The premise of The Antibiography of Robert F. Menzies, set during the early years of the Howard government, is that the soon-to-be Prime Minister’s invocation of Robert Menzies has the effect of reviving the great man.
Back on earth, this spectral Menzies is at first powerless and anachronistic, little more than a symbol. Three distinct narrators - the Antibiographer, Menzies himself, and J, who seems to have inside knowledge of the back room operation of government - tell how revenant Menzies escapes, becoming larger and larger as he runs across Australia.
“Brave and brilliant: Bernard Cohen’s The Antibiography of Robert F. Menzies manages the impossible. At once autobiography, fiction, incisive political analysis and a sustained reflection on biography and writing generally, Cohen has invented a new genre. This is the most daring piece of Australian writing in years”— Mark McKenna (biographer of Manning Clark)
“Gutsy and iconoclastic.

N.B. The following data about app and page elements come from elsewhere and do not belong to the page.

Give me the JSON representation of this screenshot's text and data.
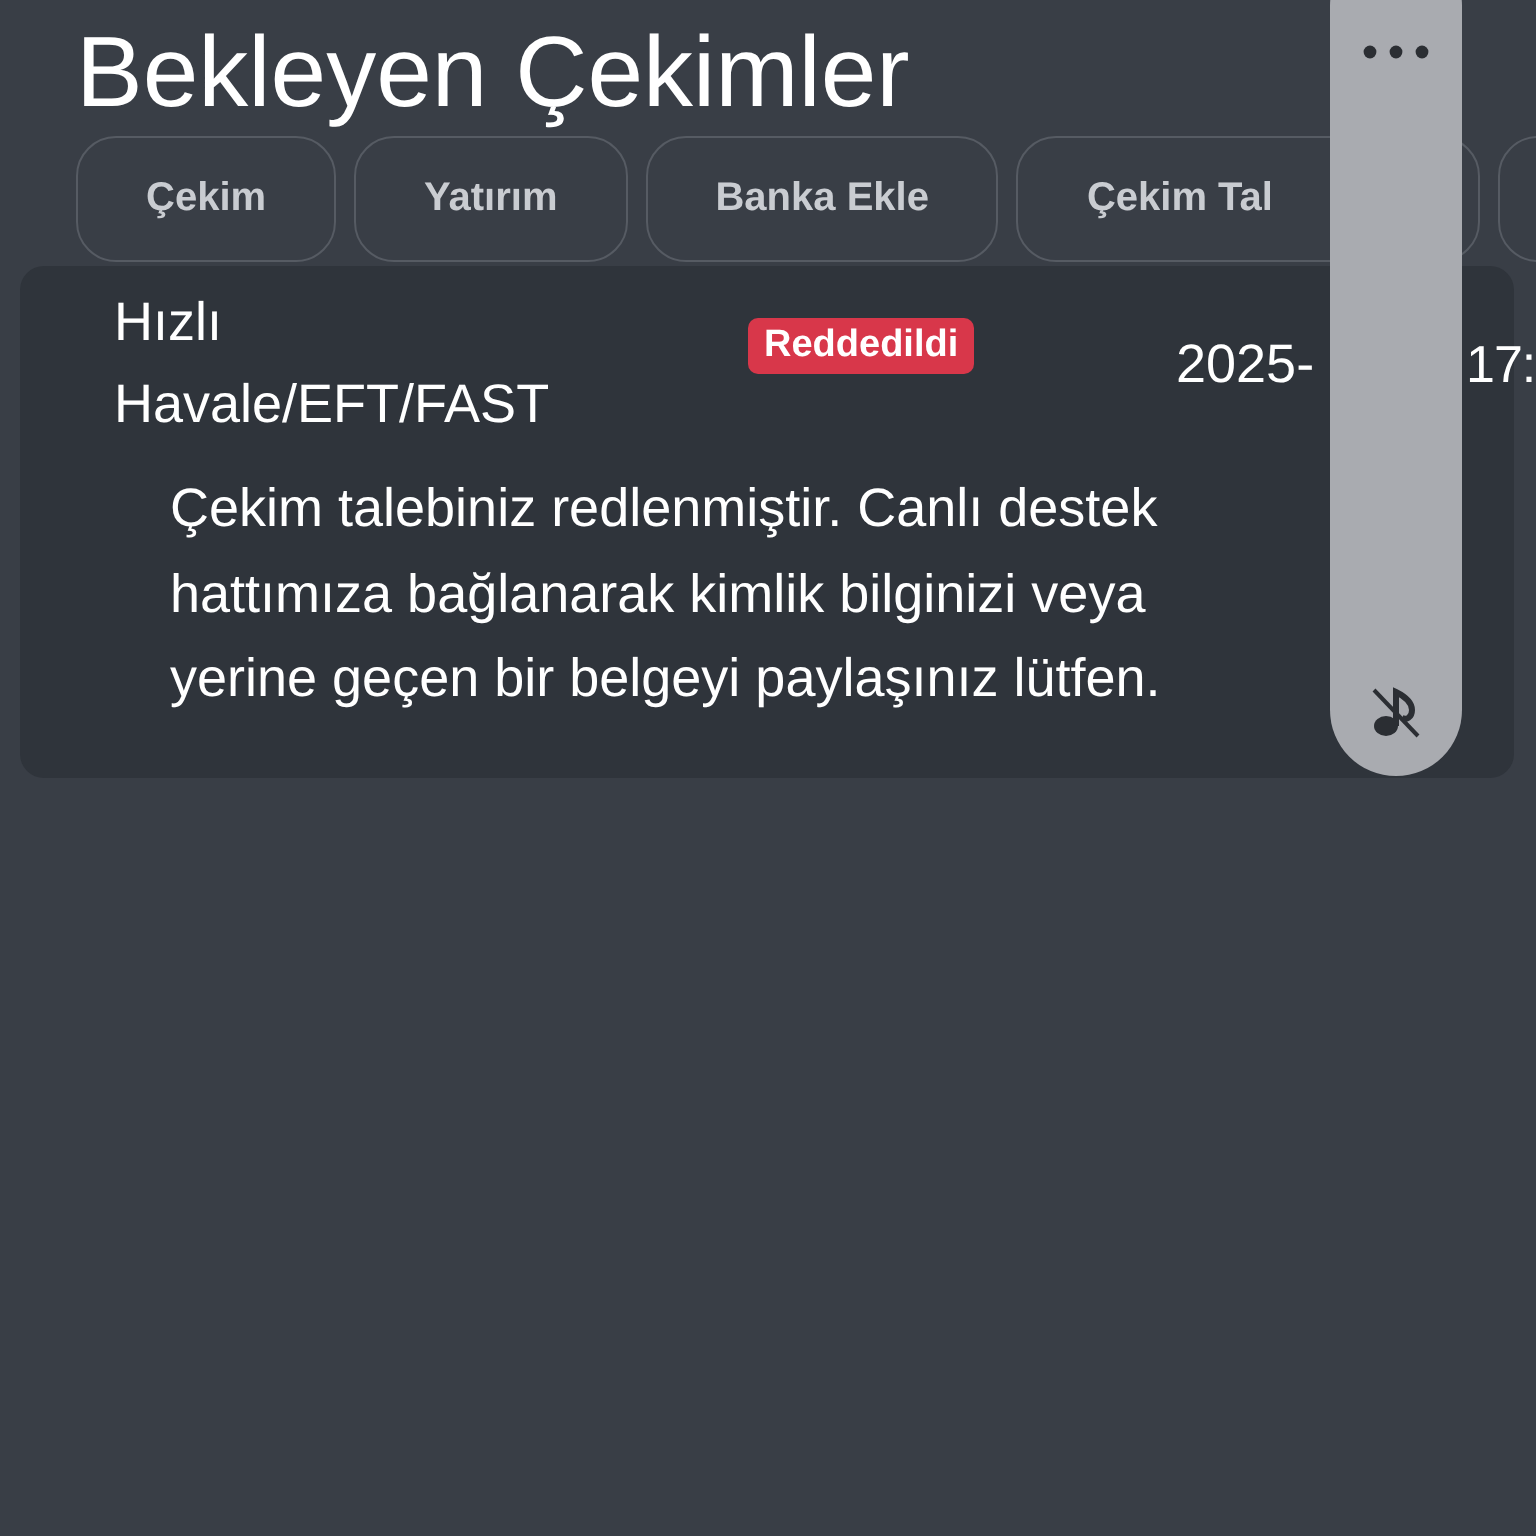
{
  "page": {
    "title": "Bekleyen Çekimler"
  },
  "tabs": [
    {
      "label": "Çekim",
      "selected": false
    },
    {
      "label": "Yatırım",
      "selected": false
    },
    {
      "label": "Banka Ekle",
      "selected": false
    },
    {
      "label": "Çekim Tal",
      "selected": false
    },
    {
      "selected": false
    }
  ],
  "withdrawals": [
    {
      "method_line_1": "Hızlı",
      "method_line_2": "Havale/EFT/FAST",
      "status": "Reddedildi",
      "date_visible_start": "2025-",
      "date_visible_end": "17:",
      "message": "Çekim talebiniz redlenmiştir. Canlı destek hattımıza bağlanarak kimlik bilginizi veya yerine geçen bir belgeyi paylaşınız lütfen."
    }
  ],
  "floating_panel": {
    "sound_muted": true
  }
}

Satire should always be this inventive and insightful.” — Nigel Krauth
“Entertaining and impressive work … one is left with resonances of the Menzies voice and character, both Beowulf and Grendel.” — Brian Castro